Hi @FrankBlueGreenPigeon3832. It is not necessary for proper sleep to run the humidifier. However, patients who do not use humidification tend to experience mouth and nasal/sinus dryness, which can be very uncomfortable. If you feel you are receiving too much moisture or warmth from the humidifier, you should be able to lower the setting to a more comfortable level. Some people use unheated water for pass-over humidification if they do not like the warm air. This is accomplished by continuing to use the water tank but setting the humidifier to the off setting, if available on your unit. As for the awakenings, it would be good to have the sleep physician or DME provider take a look at the compliance data. If you feel you are not getting enough air, it may be an adjustment is needed for the lower setting. If the data shows you are still having some events when the machine reaches the highest setting of 12 cm, the higher setting may need to be increased. Best of luck, and keep us posted!

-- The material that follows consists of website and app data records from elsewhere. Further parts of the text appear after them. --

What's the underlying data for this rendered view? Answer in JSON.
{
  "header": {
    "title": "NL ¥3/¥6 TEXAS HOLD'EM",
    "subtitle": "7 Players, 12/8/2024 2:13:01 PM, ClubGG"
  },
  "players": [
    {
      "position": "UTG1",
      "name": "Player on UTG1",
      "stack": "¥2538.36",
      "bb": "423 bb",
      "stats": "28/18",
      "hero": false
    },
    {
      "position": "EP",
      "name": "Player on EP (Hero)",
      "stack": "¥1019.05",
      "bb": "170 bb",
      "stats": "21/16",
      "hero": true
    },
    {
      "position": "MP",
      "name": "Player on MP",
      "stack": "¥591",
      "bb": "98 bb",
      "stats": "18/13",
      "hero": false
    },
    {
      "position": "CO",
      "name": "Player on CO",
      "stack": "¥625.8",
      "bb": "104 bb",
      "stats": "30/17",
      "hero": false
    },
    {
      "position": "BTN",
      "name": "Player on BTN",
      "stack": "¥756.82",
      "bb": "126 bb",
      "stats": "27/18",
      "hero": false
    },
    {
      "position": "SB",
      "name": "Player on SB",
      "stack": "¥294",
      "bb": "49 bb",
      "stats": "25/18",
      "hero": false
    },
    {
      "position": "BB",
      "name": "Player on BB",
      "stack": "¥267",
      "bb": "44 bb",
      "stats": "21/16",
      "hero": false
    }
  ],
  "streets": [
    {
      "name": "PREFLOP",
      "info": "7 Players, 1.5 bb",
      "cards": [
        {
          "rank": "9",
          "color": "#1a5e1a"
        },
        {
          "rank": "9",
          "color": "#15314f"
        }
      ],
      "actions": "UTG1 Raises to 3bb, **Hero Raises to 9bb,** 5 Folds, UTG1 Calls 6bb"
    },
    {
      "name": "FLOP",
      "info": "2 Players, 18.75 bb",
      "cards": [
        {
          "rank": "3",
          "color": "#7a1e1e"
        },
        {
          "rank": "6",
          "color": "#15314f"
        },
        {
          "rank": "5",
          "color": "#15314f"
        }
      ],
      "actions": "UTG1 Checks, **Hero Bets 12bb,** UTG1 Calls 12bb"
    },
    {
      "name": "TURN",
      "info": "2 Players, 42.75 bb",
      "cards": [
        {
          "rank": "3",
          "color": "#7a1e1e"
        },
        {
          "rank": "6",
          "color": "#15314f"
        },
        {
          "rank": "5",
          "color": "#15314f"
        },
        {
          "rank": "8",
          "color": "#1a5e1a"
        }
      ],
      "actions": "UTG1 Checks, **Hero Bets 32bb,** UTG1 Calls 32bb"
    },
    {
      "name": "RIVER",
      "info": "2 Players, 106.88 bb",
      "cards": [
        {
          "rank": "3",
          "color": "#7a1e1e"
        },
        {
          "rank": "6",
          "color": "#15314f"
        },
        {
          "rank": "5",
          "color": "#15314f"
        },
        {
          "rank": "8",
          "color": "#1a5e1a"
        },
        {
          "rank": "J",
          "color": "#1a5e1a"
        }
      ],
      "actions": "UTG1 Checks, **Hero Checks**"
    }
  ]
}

Please be advised that these posts may contain sensitive material or unsolicited medical advice. MyApnea.Org does not endorse the content of these posts. The information provided on this site is not intended nor recommended as a substitute for advice from a health care professional who has evaluated you.